Some craniotomy procedures may utilize the guidance of computers and imaging (magnetic resonance imaging [MRI] or computerized tomography [CT] scans) to reach the precise location within the brain that is to be treated. This technique requires the use of a frame placed onto the skull or a frameless system using superficially placed markers on the scalp. When either of these imaging procedures is used along with the craniotomy procedure, it is called stereotactic craniotomy.

Scans made of the brain, in conjunction with these computers and localizing frames, provide a three-dimensional image, for example, of a tumor within the brain. It is useful in making the distinction between tumor tissue and healthy tissue and reaching the precise location of the abnormal tissue.

Other uses include stereotactic biopsy of the brain (a needle is guided into an abnormal area so that a piece of tissue may be removed for examination under a microscope), stereotactic aspiration (removal of fluid from abscesses, hematomas, or cysts), and stereotactic radiosurgery (such as gamma knife radiosurgery).

An endoscopic craniotomy is another type of craniotomy that involves the insertion of a lighted scope with a camera into the brain through a small incision in the skull.

Aneurysm clipping is another surgical procedure which may require a craniotomy. A cerebral aneurysm (also called an intracranial aneurysm or brain aneurysm) is a bulging weakened area in the wall of an artery in the brain, resulting in an abnormal widening or ballooning. Because of the weakened area in the artery wall, there is a risk for rupture (bursting) of the aneurysm. Placement of a metal clip across the "neck" of the aneurysm isolates the aneurysm from the rest of the circulatory system by blocking blood flow, thereby preventing rupture.

Craniectomy is a similar procedure that involves the permanent removal of a portion of the skull. This is done if swelling is likely after brain surgery or if the skull bone flap cannot be replaced for other reasons.

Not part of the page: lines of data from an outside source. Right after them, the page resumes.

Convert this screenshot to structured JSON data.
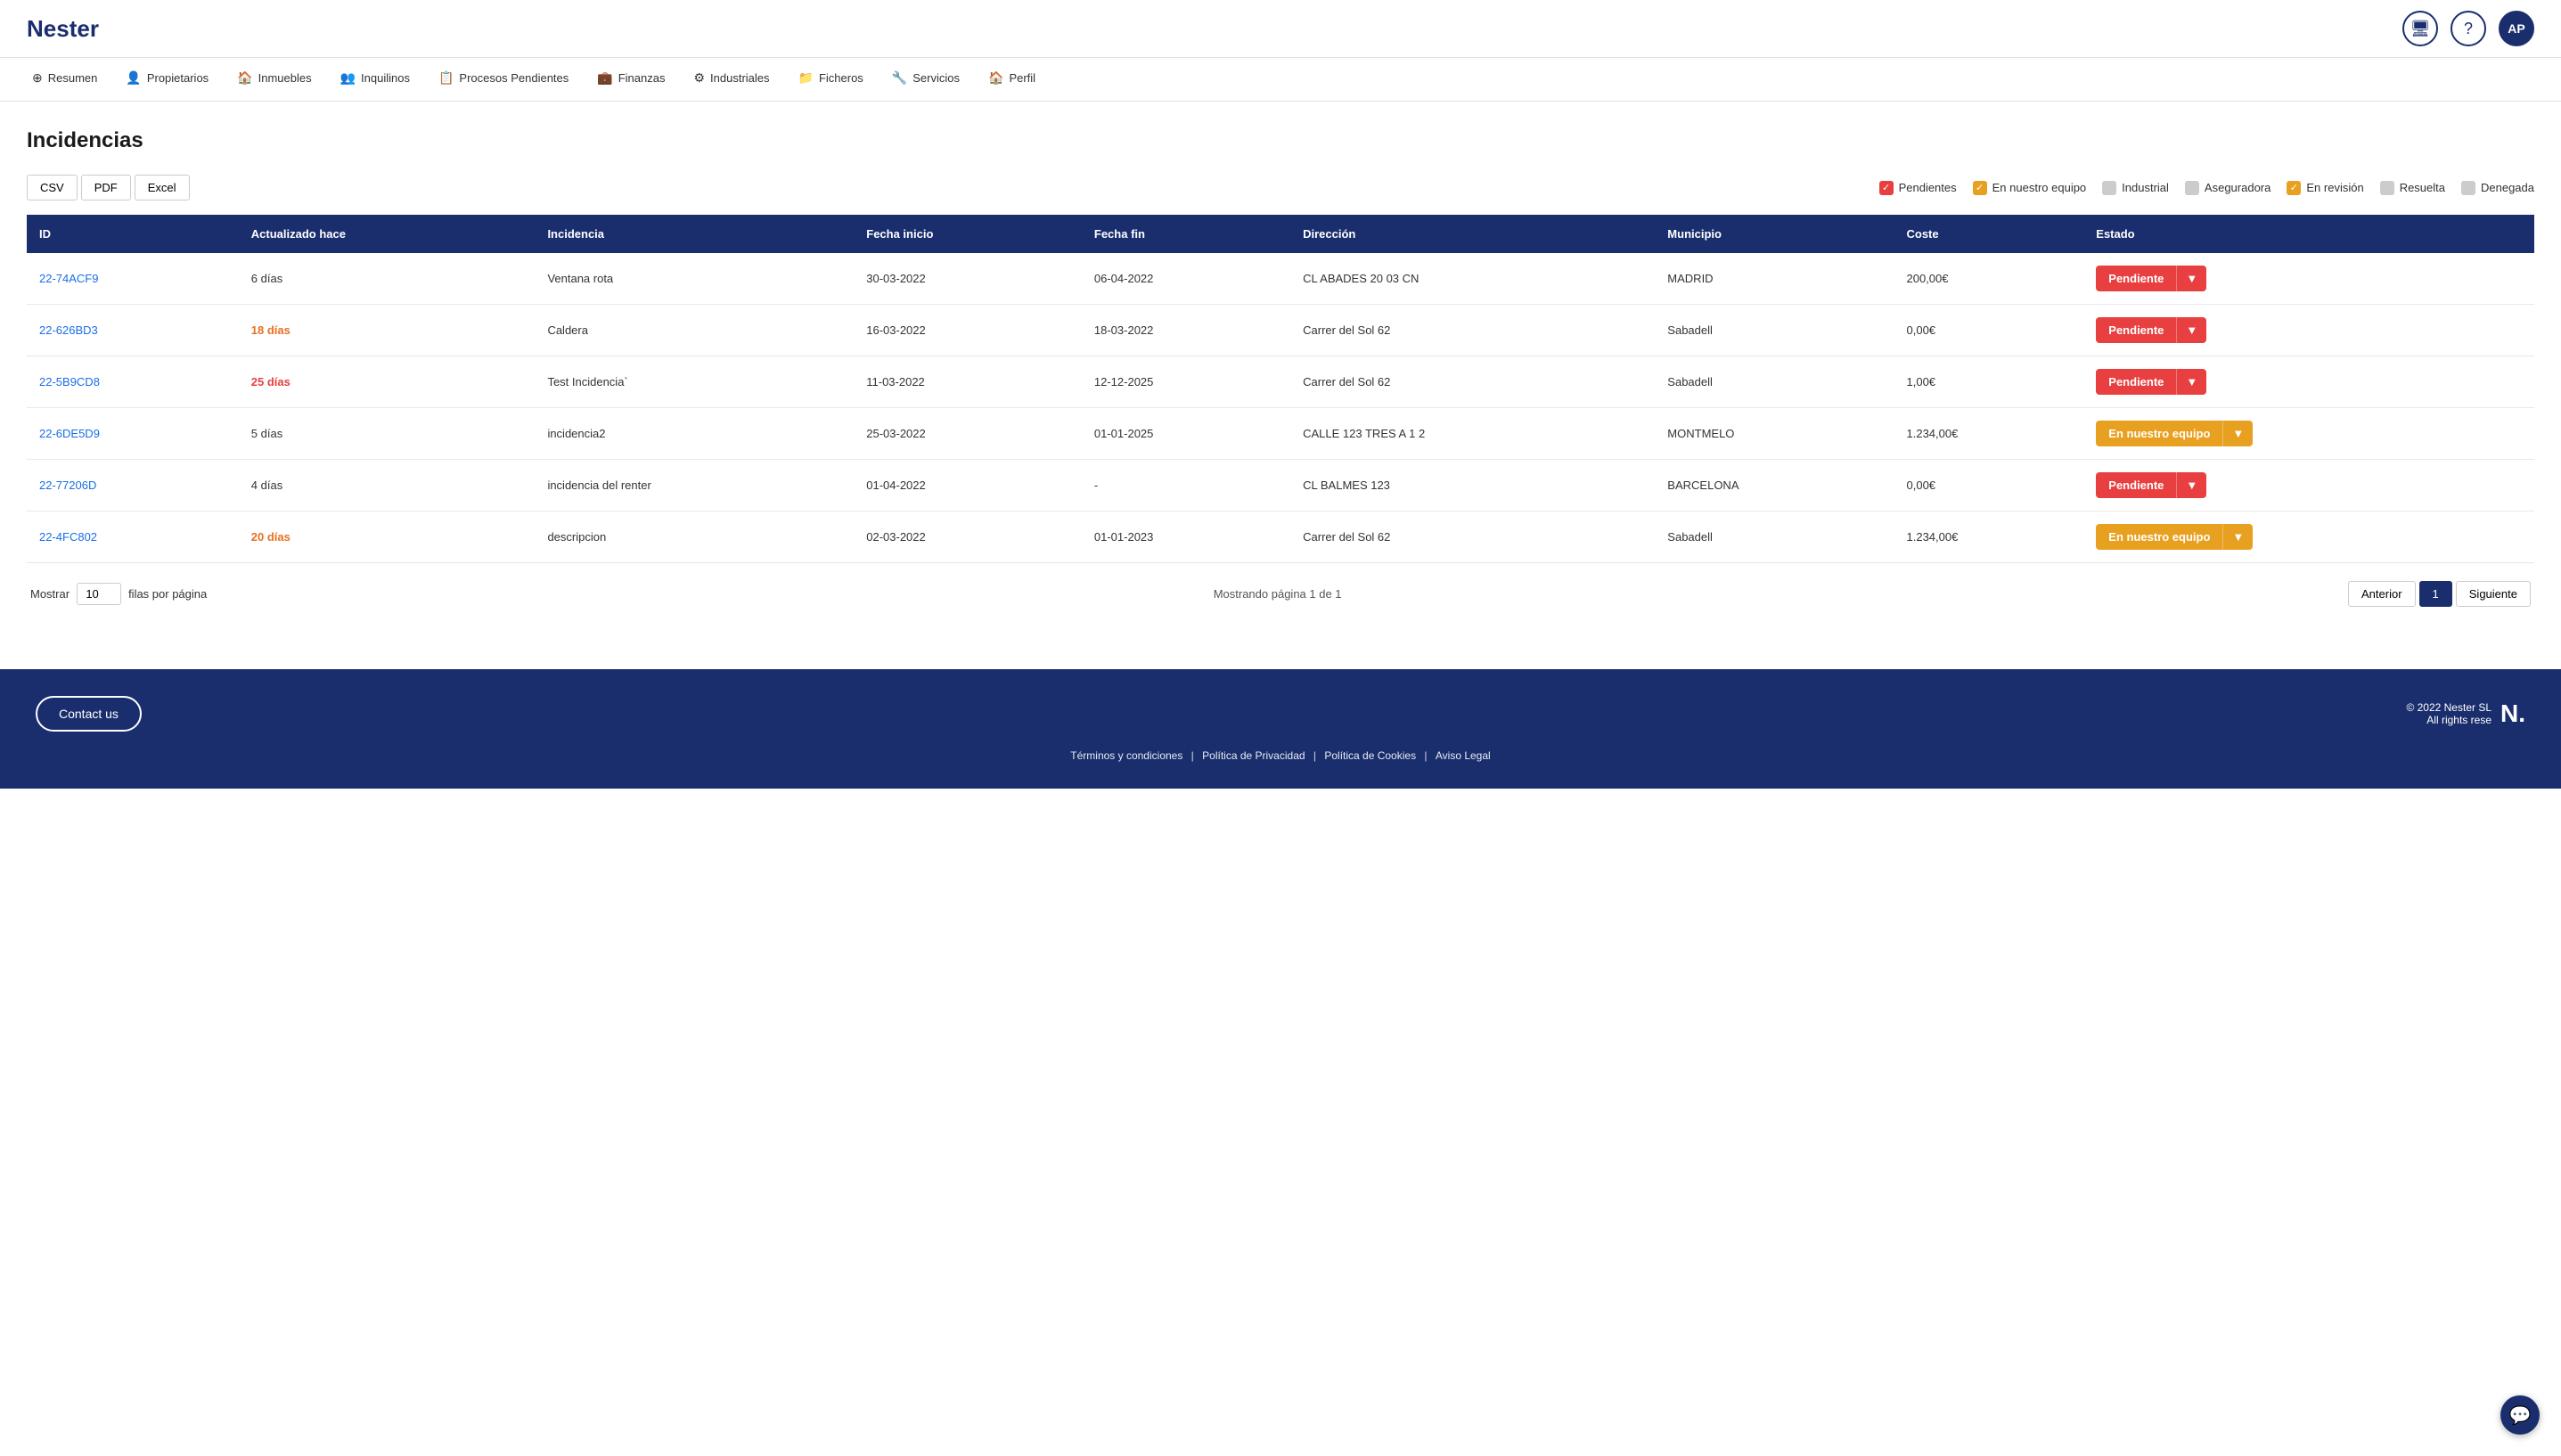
{
  "header": {
    "logo": "Nester",
    "actions": {
      "monitor_icon": "🖥",
      "help_icon": "?",
      "user_initials": "AP"
    }
  },
  "nav": {
    "items": [
      {
        "label": "Resumen",
        "icon": "⊕"
      },
      {
        "label": "Propietarios",
        "icon": "👤"
      },
      {
        "label": "Inmuebles",
        "icon": "🏠"
      },
      {
        "label": "Inquilinos",
        "icon": "👥"
      },
      {
        "label": "Procesos Pendientes",
        "icon": "📋"
      },
      {
        "label": "Finanzas",
        "icon": "💼"
      },
      {
        "label": "Industriales",
        "icon": "⚙"
      },
      {
        "label": "Ficheros",
        "icon": "📁"
      },
      {
        "label": "Servicios",
        "icon": "🔧"
      },
      {
        "label": "Perfil",
        "icon": "🏠"
      }
    ]
  },
  "page": {
    "title": "Incidencias"
  },
  "export_buttons": [
    "CSV",
    "PDF",
    "Excel"
  ],
  "filters": [
    {
      "label": "Pendientes",
      "color": "red",
      "checked": true
    },
    {
      "label": "En nuestro equipo",
      "color": "yellow",
      "checked": true
    },
    {
      "label": "Industrial",
      "color": "gray",
      "checked": false
    },
    {
      "label": "Aseguradora",
      "color": "gray",
      "checked": false
    },
    {
      "label": "En revisión",
      "color": "yellow",
      "checked": true
    },
    {
      "label": "Resuelta",
      "color": "gray",
      "checked": false
    },
    {
      "label": "Denegada",
      "color": "gray",
      "checked": false
    }
  ],
  "table": {
    "headers": [
      "ID",
      "Actualizado hace",
      "Incidencia",
      "Fecha inicio",
      "Fecha fin",
      "Dirección",
      "Municipio",
      "Coste",
      "Estado"
    ],
    "rows": [
      {
        "id": "22-74ACF9",
        "updated": "6 días",
        "updated_color": "normal",
        "incidencia": "Ventana rota",
        "fecha_inicio": "30-03-2022",
        "fecha_fin": "06-04-2022",
        "direccion": "CL ABADES 20 03 CN",
        "municipio": "MADRID",
        "coste": "200,00€",
        "estado": "Pendiente",
        "estado_type": "red"
      },
      {
        "id": "22-626BD3",
        "updated": "18 días",
        "updated_color": "orange",
        "incidencia": "Caldera",
        "fecha_inicio": "16-03-2022",
        "fecha_fin": "18-03-2022",
        "direccion": "Carrer del Sol 62",
        "municipio": "Sabadell",
        "coste": "0,00€",
        "estado": "Pendiente",
        "estado_type": "red"
      },
      {
        "id": "22-5B9CD8",
        "updated": "25 días",
        "updated_color": "red",
        "incidencia": "Test Incidencia`",
        "fecha_inicio": "11-03-2022",
        "fecha_fin": "12-12-2025",
        "direccion": "Carrer del Sol 62",
        "municipio": "Sabadell",
        "coste": "1,00€",
        "estado": "Pendiente",
        "estado_type": "red"
      },
      {
        "id": "22-6DE5D9",
        "updated": "5 días",
        "updated_color": "normal",
        "incidencia": "incidencia2",
        "fecha_inicio": "25-03-2022",
        "fecha_fin": "01-01-2025",
        "direccion": "CALLE 123 TRES A 1 2",
        "municipio": "MONTMELO",
        "coste": "1.234,00€",
        "estado": "En nuestro equipo",
        "estado_type": "yellow"
      },
      {
        "id": "22-77206D",
        "updated": "4 días",
        "updated_color": "normal",
        "incidencia": "incidencia del renter",
        "fecha_inicio": "01-04-2022",
        "fecha_fin": "-",
        "direccion": "CL BALMES 123",
        "municipio": "BARCELONA",
        "coste": "0,00€",
        "estado": "Pendiente",
        "estado_type": "red"
      },
      {
        "id": "22-4FC802",
        "updated": "20 días",
        "updated_color": "orange",
        "incidencia": "descripcion",
        "fecha_inicio": "02-03-2022",
        "fecha_fin": "01-01-2023",
        "direccion": "Carrer del Sol 62",
        "municipio": "Sabadell",
        "coste": "1.234,00€",
        "estado": "En nuestro equipo",
        "estado_type": "yellow"
      }
    ]
  },
  "pagination": {
    "rows_label": "Mostrar",
    "rows_value": "10",
    "rows_suffix": "filas por página",
    "page_info": "Mostrando página 1 de 1",
    "prev_label": "Anterior",
    "page_number": "1",
    "next_label": "Siguiente"
  },
  "footer": {
    "contact_label": "Contact us",
    "brand_logo": "N.",
    "copyright": "© 2022 Nester SL",
    "rights": "All rights rese",
    "links": [
      "Términos y condiciones",
      "Política de Privacidad",
      "Política de Cookies",
      "Aviso Legal"
    ]
  }
}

Other related procedures that may be used to diagnose brain disorders include cerebral arteriogram, computed tomography (CT) scan of the brain, electroencephalogram (EEG), magnetic resonance imaging (MRI) of the brain, positron emission tomography (PET) scan, and x-rays of the skull. Please see these procedures for additional information.

Anatomy of the brain

The brain and spinal cord make up the central nervous system (CNS). The CNS controls all the functions of the body such as vision, taste, touch, muscle movement, breathing, thought, behavior, memory, and emotion. Every process in the body is affected by the brain.

What are the different sections of the brain?

The brain has three main sections, the cerebrum, brainstem, and cerebellum. Each section has unique functions:

  • cerebrum
    The cerebrum (forebrain or front brain) is the largest section of the brain. It is composed of right and left hemispheres, which control the opposite sides of the body. For example, the left side of the brain controls the right side of the body, along with speech. Functions of the cerebrum include initiation and coordination of movement, sensation, touch, vision, hearing, judgment, reasoning, problem solving, emotions, learning, and control of body temperature.

  • brainstem
    The brainstem (mid brain) includes three divisions: midbrain, pons, and medulla. Here information is relayed between the peripheral nerves and spinal cord to the upper parts of the brain

    Some specific functions of the brainstem include:

    • control of vital signs, such as breathing, heart rate, and blood pressure

    • alertness

    • sleepiness

    • eye movement

    • involuntary muscle movements such as sneezing, coughing, vomiting, yawning, and swallowing

  • cerebellum
    The cerebellum (back brain) is located in the back of the skull. Its function is to coordinate voluntary muscle movements and to maintain posture and balance.